CMS decided to retain the current BAPP measure in the 2018 Star Ratings.  The reduction in the overall and summary Star Ratings of contracts that are under sanction for the 2018 Star Ratings will not be reinstated.  For 2019, CMS intends to remove all enforcement actions and the reduction for plans under sanction due to audit from this measure.  As a result, the current BAPP measure will be retired for the 2019 Star Ratings and CMS expects to introduce a revised BAPP measure on the 2019 display page.  Finally, CMS is considering whether it is feasible to revise the BAPP measure to no longer include enforcement actions, and instead base it only on CAM data and still have an accurate and valid measure of beneficiary access.

Medicare Advantage and Reinsurance. CMS surprised many when it unexpectedly announced in the 2018 Advance Notice that “quota share arrangements, a pro rata reinsurance where the insurer and the reinsurer share risk (possibly from the first dollar of coverage) based upon an agreed percentage . . . [are] not permissible” under 42 U.S.C. § 1395w-25.  This statement threatened to expose Medicare Advantage organizations that have entered into quota share reinsurance arrangements to enforcement actions for noncompliance with CMS requirements.

Commenters to the Advance Notice educated CMS on quota share reinsurance arrangements including that Medicare Advantage organizations “continue to be responsible to enrollees for full risk of the MA services when the organization has reinsurance arrangements.”  In response, CMS did not proceed with the interpretation that quota share reinsurance is not permitted by the statute.   CMS acknowledged that “the details of an arrangement (whether reinsurance or otherwise) for an MAO to share, transfer, or otherwise shift the risks identified in the exceptions listed in the statute are generally not limited by the statutory text.  The statute permits MA organizations to share risk proportionally, so long as the risk (the type and amount) is in the exceptions.”
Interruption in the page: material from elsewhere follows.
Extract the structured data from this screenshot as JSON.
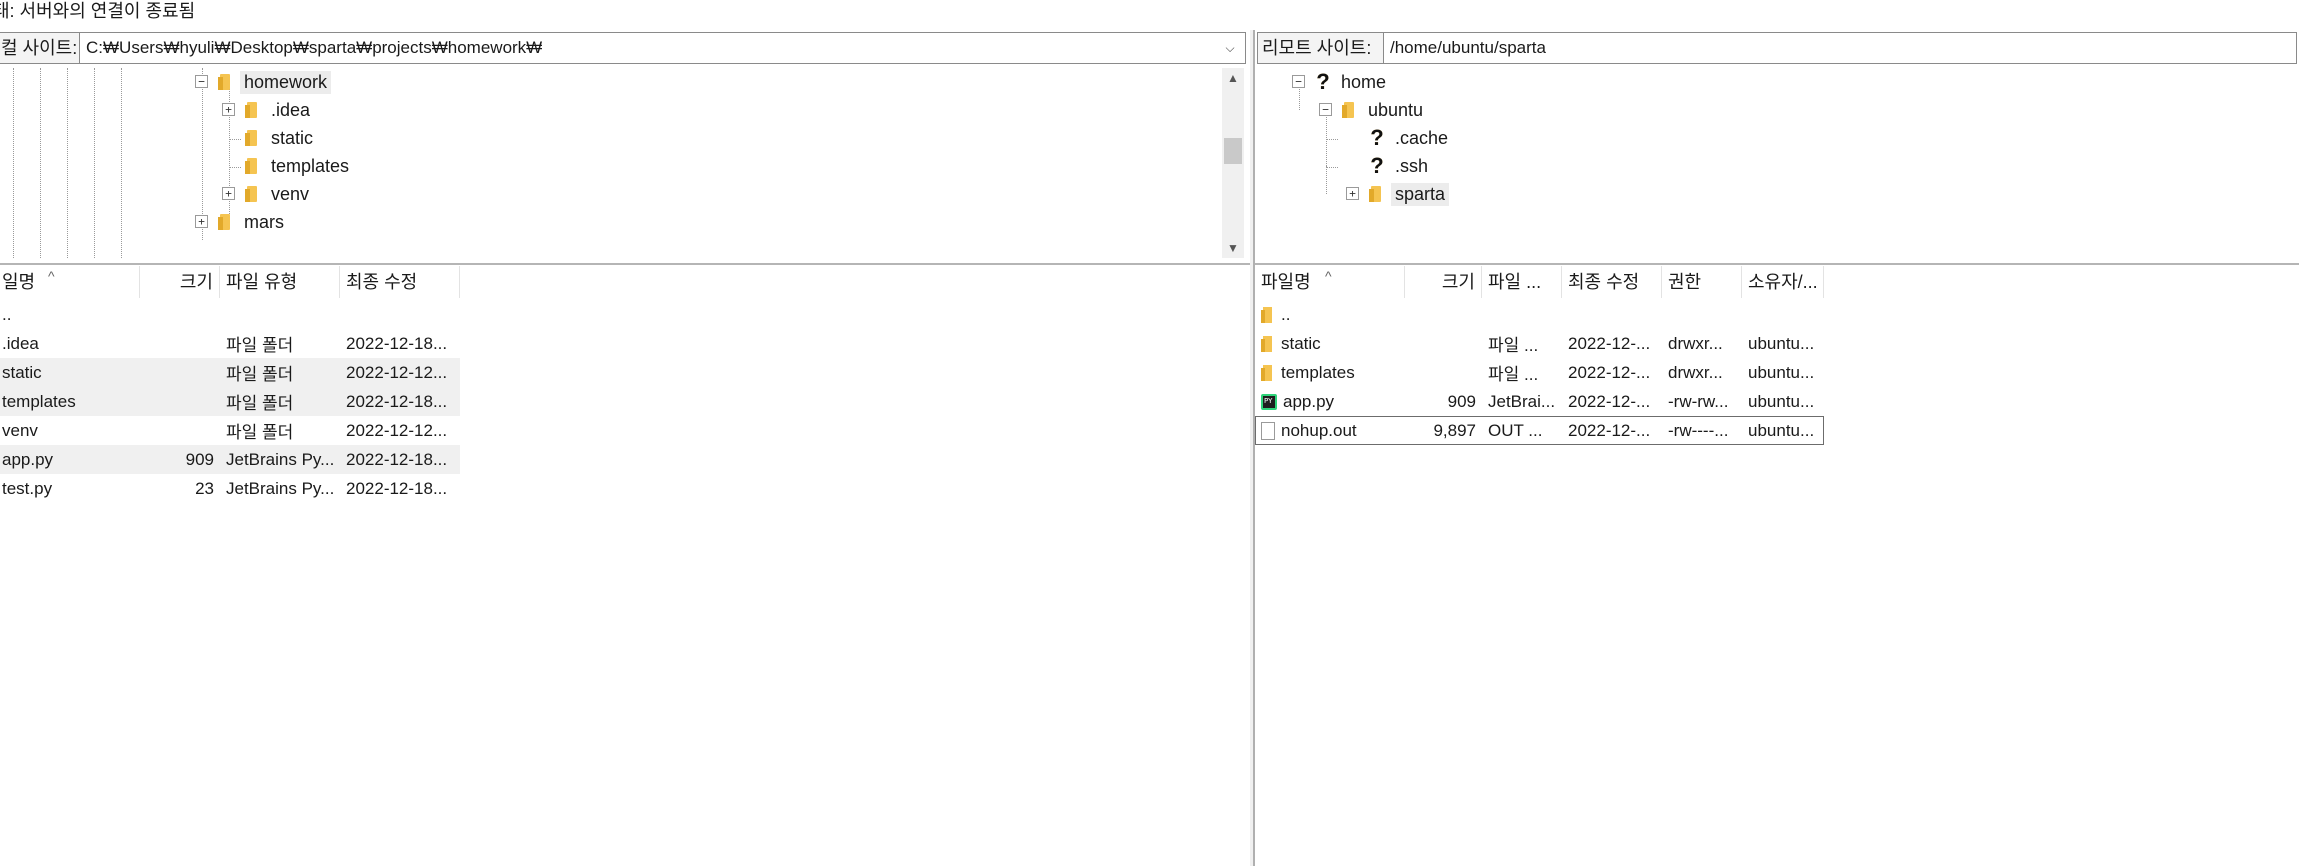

Request for Information.  CMS solicits ideas for regulatory, sub-regulatory, policy, practice and procedural changes to better accomplish these goals of benefit flexibility and efficiency.  According to CMS, ideas could include recommendations regarding benefit design, operational or network composition flexibility, supporting the doctor-patient relationship in care delivery, and facilitating individual preferences.  Other ideas include recommendations regarding changes to the way plans are paid and monitored and measured.  Another area could be recommendations regarding when and how CMS issues regulations and policies and how CMS can simplify rules and policies for beneficiaries, providers and plans.  CMS asks for clear and concise proposals that include data and specific examples that could be implemented within the law to increase benefit flexibility, innovation and more affordable plan choices for beneficiaries.  CMS welcomes analysis of its authority for any proposals that involve novel legal questions.  Submissions are due by April 24, 2017 and should be sent to PartCDcomments@cms.hhs.gov with “2017 Transformation Ideas” in the subject line.